## About this exercise
Reproduce the records that follow exactly; any picture among them stays out.

## Source material
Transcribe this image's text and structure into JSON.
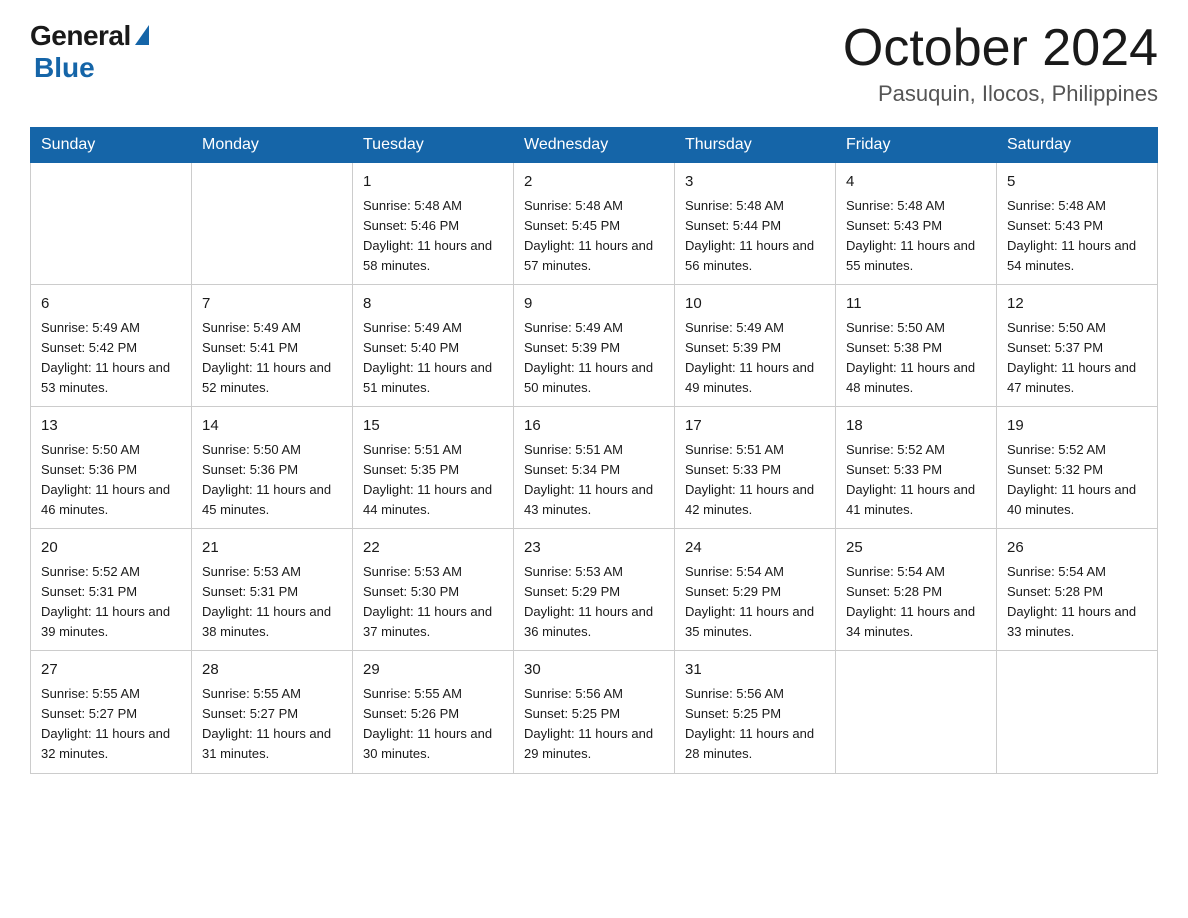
{
  "logo": {
    "general": "General",
    "blue": "Blue"
  },
  "title": {
    "month": "October 2024",
    "location": "Pasuquin, Ilocos, Philippines"
  },
  "headers": [
    "Sunday",
    "Monday",
    "Tuesday",
    "Wednesday",
    "Thursday",
    "Friday",
    "Saturday"
  ],
  "weeks": [
    [
      {
        "day": "",
        "sunrise": "",
        "sunset": "",
        "daylight": ""
      },
      {
        "day": "",
        "sunrise": "",
        "sunset": "",
        "daylight": ""
      },
      {
        "day": "1",
        "sunrise": "Sunrise: 5:48 AM",
        "sunset": "Sunset: 5:46 PM",
        "daylight": "Daylight: 11 hours and 58 minutes."
      },
      {
        "day": "2",
        "sunrise": "Sunrise: 5:48 AM",
        "sunset": "Sunset: 5:45 PM",
        "daylight": "Daylight: 11 hours and 57 minutes."
      },
      {
        "day": "3",
        "sunrise": "Sunrise: 5:48 AM",
        "sunset": "Sunset: 5:44 PM",
        "daylight": "Daylight: 11 hours and 56 minutes."
      },
      {
        "day": "4",
        "sunrise": "Sunrise: 5:48 AM",
        "sunset": "Sunset: 5:43 PM",
        "daylight": "Daylight: 11 hours and 55 minutes."
      },
      {
        "day": "5",
        "sunrise": "Sunrise: 5:48 AM",
        "sunset": "Sunset: 5:43 PM",
        "daylight": "Daylight: 11 hours and 54 minutes."
      }
    ],
    [
      {
        "day": "6",
        "sunrise": "Sunrise: 5:49 AM",
        "sunset": "Sunset: 5:42 PM",
        "daylight": "Daylight: 11 hours and 53 minutes."
      },
      {
        "day": "7",
        "sunrise": "Sunrise: 5:49 AM",
        "sunset": "Sunset: 5:41 PM",
        "daylight": "Daylight: 11 hours and 52 minutes."
      },
      {
        "day": "8",
        "sunrise": "Sunrise: 5:49 AM",
        "sunset": "Sunset: 5:40 PM",
        "daylight": "Daylight: 11 hours and 51 minutes."
      },
      {
        "day": "9",
        "sunrise": "Sunrise: 5:49 AM",
        "sunset": "Sunset: 5:39 PM",
        "daylight": "Daylight: 11 hours and 50 minutes."
      },
      {
        "day": "10",
        "sunrise": "Sunrise: 5:49 AM",
        "sunset": "Sunset: 5:39 PM",
        "daylight": "Daylight: 11 hours and 49 minutes."
      },
      {
        "day": "11",
        "sunrise": "Sunrise: 5:50 AM",
        "sunset": "Sunset: 5:38 PM",
        "daylight": "Daylight: 11 hours and 48 minutes."
      },
      {
        "day": "12",
        "sunrise": "Sunrise: 5:50 AM",
        "sunset": "Sunset: 5:37 PM",
        "daylight": "Daylight: 11 hours and 47 minutes."
      }
    ],
    [
      {
        "day": "13",
        "sunrise": "Sunrise: 5:50 AM",
        "sunset": "Sunset: 5:36 PM",
        "daylight": "Daylight: 11 hours and 46 minutes."
      },
      {
        "day": "14",
        "sunrise": "Sunrise: 5:50 AM",
        "sunset": "Sunset: 5:36 PM",
        "daylight": "Daylight: 11 hours and 45 minutes."
      },
      {
        "day": "15",
        "sunrise": "Sunrise: 5:51 AM",
        "sunset": "Sunset: 5:35 PM",
        "daylight": "Daylight: 11 hours and 44 minutes."
      },
      {
        "day": "16",
        "sunrise": "Sunrise: 5:51 AM",
        "sunset": "Sunset: 5:34 PM",
        "daylight": "Daylight: 11 hours and 43 minutes."
      },
      {
        "day": "17",
        "sunrise": "Sunrise: 5:51 AM",
        "sunset": "Sunset: 5:33 PM",
        "daylight": "Daylight: 11 hours and 42 minutes."
      },
      {
        "day": "18",
        "sunrise": "Sunrise: 5:52 AM",
        "sunset": "Sunset: 5:33 PM",
        "daylight": "Daylight: 11 hours and 41 minutes."
      },
      {
        "day": "19",
        "sunrise": "Sunrise: 5:52 AM",
        "sunset": "Sunset: 5:32 PM",
        "daylight": "Daylight: 11 hours and 40 minutes."
      }
    ],
    [
      {
        "day": "20",
        "sunrise": "Sunrise: 5:52 AM",
        "sunset": "Sunset: 5:31 PM",
        "daylight": "Daylight: 11 hours and 39 minutes."
      },
      {
        "day": "21",
        "sunrise": "Sunrise: 5:53 AM",
        "sunset": "Sunset: 5:31 PM",
        "daylight": "Daylight: 11 hours and 38 minutes."
      },
      {
        "day": "22",
        "sunrise": "Sunrise: 5:53 AM",
        "sunset": "Sunset: 5:30 PM",
        "daylight": "Daylight: 11 hours and 37 minutes."
      },
      {
        "day": "23",
        "sunrise": "Sunrise: 5:53 AM",
        "sunset": "Sunset: 5:29 PM",
        "daylight": "Daylight: 11 hours and 36 minutes."
      },
      {
        "day": "24",
        "sunrise": "Sunrise: 5:54 AM",
        "sunset": "Sunset: 5:29 PM",
        "daylight": "Daylight: 11 hours and 35 minutes."
      },
      {
        "day": "25",
        "sunrise": "Sunrise: 5:54 AM",
        "sunset": "Sunset: 5:28 PM",
        "daylight": "Daylight: 11 hours and 34 minutes."
      },
      {
        "day": "26",
        "sunrise": "Sunrise: 5:54 AM",
        "sunset": "Sunset: 5:28 PM",
        "daylight": "Daylight: 11 hours and 33 minutes."
      }
    ],
    [
      {
        "day": "27",
        "sunrise": "Sunrise: 5:55 AM",
        "sunset": "Sunset: 5:27 PM",
        "daylight": "Daylight: 11 hours and 32 minutes."
      },
      {
        "day": "28",
        "sunrise": "Sunrise: 5:55 AM",
        "sunset": "Sunset: 5:27 PM",
        "daylight": "Daylight: 11 hours and 31 minutes."
      },
      {
        "day": "29",
        "sunrise": "Sunrise: 5:55 AM",
        "sunset": "Sunset: 5:26 PM",
        "daylight": "Daylight: 11 hours and 30 minutes."
      },
      {
        "day": "30",
        "sunrise": "Sunrise: 5:56 AM",
        "sunset": "Sunset: 5:25 PM",
        "daylight": "Daylight: 11 hours and 29 minutes."
      },
      {
        "day": "31",
        "sunrise": "Sunrise: 5:56 AM",
        "sunset": "Sunset: 5:25 PM",
        "daylight": "Daylight: 11 hours and 28 minutes."
      },
      {
        "day": "",
        "sunrise": "",
        "sunset": "",
        "daylight": ""
      },
      {
        "day": "",
        "sunrise": "",
        "sunset": "",
        "daylight": ""
      }
    ]
  ]
}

## Output for this exercise
Transcribe this image's text and structure into JSON.
{
  "logo": {
    "general": "General",
    "blue": "Blue"
  },
  "title": {
    "month": "October 2024",
    "location": "Pasuquin, Ilocos, Philippines"
  },
  "headers": [
    "Sunday",
    "Monday",
    "Tuesday",
    "Wednesday",
    "Thursday",
    "Friday",
    "Saturday"
  ],
  "weeks": [
    [
      {
        "day": "",
        "sunrise": "",
        "sunset": "",
        "daylight": ""
      },
      {
        "day": "",
        "sunrise": "",
        "sunset": "",
        "daylight": ""
      },
      {
        "day": "1",
        "sunrise": "Sunrise: 5:48 AM",
        "sunset": "Sunset: 5:46 PM",
        "daylight": "Daylight: 11 hours and 58 minutes."
      },
      {
        "day": "2",
        "sunrise": "Sunrise: 5:48 AM",
        "sunset": "Sunset: 5:45 PM",
        "daylight": "Daylight: 11 hours and 57 minutes."
      },
      {
        "day": "3",
        "sunrise": "Sunrise: 5:48 AM",
        "sunset": "Sunset: 5:44 PM",
        "daylight": "Daylight: 11 hours and 56 minutes."
      },
      {
        "day": "4",
        "sunrise": "Sunrise: 5:48 AM",
        "sunset": "Sunset: 5:43 PM",
        "daylight": "Daylight: 11 hours and 55 minutes."
      },
      {
        "day": "5",
        "sunrise": "Sunrise: 5:48 AM",
        "sunset": "Sunset: 5:43 PM",
        "daylight": "Daylight: 11 hours and 54 minutes."
      }
    ],
    [
      {
        "day": "6",
        "sunrise": "Sunrise: 5:49 AM",
        "sunset": "Sunset: 5:42 PM",
        "daylight": "Daylight: 11 hours and 53 minutes."
      },
      {
        "day": "7",
        "sunrise": "Sunrise: 5:49 AM",
        "sunset": "Sunset: 5:41 PM",
        "daylight": "Daylight: 11 hours and 52 minutes."
      },
      {
        "day": "8",
        "sunrise": "Sunrise: 5:49 AM",
        "sunset": "Sunset: 5:40 PM",
        "daylight": "Daylight: 11 hours and 51 minutes."
      },
      {
        "day": "9",
        "sunrise": "Sunrise: 5:49 AM",
        "sunset": "Sunset: 5:39 PM",
        "daylight": "Daylight: 11 hours and 50 minutes."
      },
      {
        "day": "10",
        "sunrise": "Sunrise: 5:49 AM",
        "sunset": "Sunset: 5:39 PM",
        "daylight": "Daylight: 11 hours and 49 minutes."
      },
      {
        "day": "11",
        "sunrise": "Sunrise: 5:50 AM",
        "sunset": "Sunset: 5:38 PM",
        "daylight": "Daylight: 11 hours and 48 minutes."
      },
      {
        "day": "12",
        "sunrise": "Sunrise: 5:50 AM",
        "sunset": "Sunset: 5:37 PM",
        "daylight": "Daylight: 11 hours and 47 minutes."
      }
    ],
    [
      {
        "day": "13",
        "sunrise": "Sunrise: 5:50 AM",
        "sunset": "Sunset: 5:36 PM",
        "daylight": "Daylight: 11 hours and 46 minutes."
      },
      {
        "day": "14",
        "sunrise": "Sunrise: 5:50 AM",
        "sunset": "Sunset: 5:36 PM",
        "daylight": "Daylight: 11 hours and 45 minutes."
      },
      {
        "day": "15",
        "sunrise": "Sunrise: 5:51 AM",
        "sunset": "Sunset: 5:35 PM",
        "daylight": "Daylight: 11 hours and 44 minutes."
      },
      {
        "day": "16",
        "sunrise": "Sunrise: 5:51 AM",
        "sunset": "Sunset: 5:34 PM",
        "daylight": "Daylight: 11 hours and 43 minutes."
      },
      {
        "day": "17",
        "sunrise": "Sunrise: 5:51 AM",
        "sunset": "Sunset: 5:33 PM",
        "daylight": "Daylight: 11 hours and 42 minutes."
      },
      {
        "day": "18",
        "sunrise": "Sunrise: 5:52 AM",
        "sunset": "Sunset: 5:33 PM",
        "daylight": "Daylight: 11 hours and 41 minutes."
      },
      {
        "day": "19",
        "sunrise": "Sunrise: 5:52 AM",
        "sunset": "Sunset: 5:32 PM",
        "daylight": "Daylight: 11 hours and 40 minutes."
      }
    ],
    [
      {
        "day": "20",
        "sunrise": "Sunrise: 5:52 AM",
        "sunset": "Sunset: 5:31 PM",
        "daylight": "Daylight: 11 hours and 39 minutes."
      },
      {
        "day": "21",
        "sunrise": "Sunrise: 5:53 AM",
        "sunset": "Sunset: 5:31 PM",
        "daylight": "Daylight: 11 hours and 38 minutes."
      },
      {
        "day": "22",
        "sunrise": "Sunrise: 5:53 AM",
        "sunset": "Sunset: 5:30 PM",
        "daylight": "Daylight: 11 hours and 37 minutes."
      },
      {
        "day": "23",
        "sunrise": "Sunrise: 5:53 AM",
        "sunset": "Sunset: 5:29 PM",
        "daylight": "Daylight: 11 hours and 36 minutes."
      },
      {
        "day": "24",
        "sunrise": "Sunrise: 5:54 AM",
        "sunset": "Sunset: 5:29 PM",
        "daylight": "Daylight: 11 hours and 35 minutes."
      },
      {
        "day": "25",
        "sunrise": "Sunrise: 5:54 AM",
        "sunset": "Sunset: 5:28 PM",
        "daylight": "Daylight: 11 hours and 34 minutes."
      },
      {
        "day": "26",
        "sunrise": "Sunrise: 5:54 AM",
        "sunset": "Sunset: 5:28 PM",
        "daylight": "Daylight: 11 hours and 33 minutes."
      }
    ],
    [
      {
        "day": "27",
        "sunrise": "Sunrise: 5:55 AM",
        "sunset": "Sunset: 5:27 PM",
        "daylight": "Daylight: 11 hours and 32 minutes."
      },
      {
        "day": "28",
        "sunrise": "Sunrise: 5:55 AM",
        "sunset": "Sunset: 5:27 PM",
        "daylight": "Daylight: 11 hours and 31 minutes."
      },
      {
        "day": "29",
        "sunrise": "Sunrise: 5:55 AM",
        "sunset": "Sunset: 5:26 PM",
        "daylight": "Daylight: 11 hours and 30 minutes."
      },
      {
        "day": "30",
        "sunrise": "Sunrise: 5:56 AM",
        "sunset": "Sunset: 5:25 PM",
        "daylight": "Daylight: 11 hours and 29 minutes."
      },
      {
        "day": "31",
        "sunrise": "Sunrise: 5:56 AM",
        "sunset": "Sunset: 5:25 PM",
        "daylight": "Daylight: 11 hours and 28 minutes."
      },
      {
        "day": "",
        "sunrise": "",
        "sunset": "",
        "daylight": ""
      },
      {
        "day": "",
        "sunrise": "",
        "sunset": "",
        "daylight": ""
      }
    ]
  ]
}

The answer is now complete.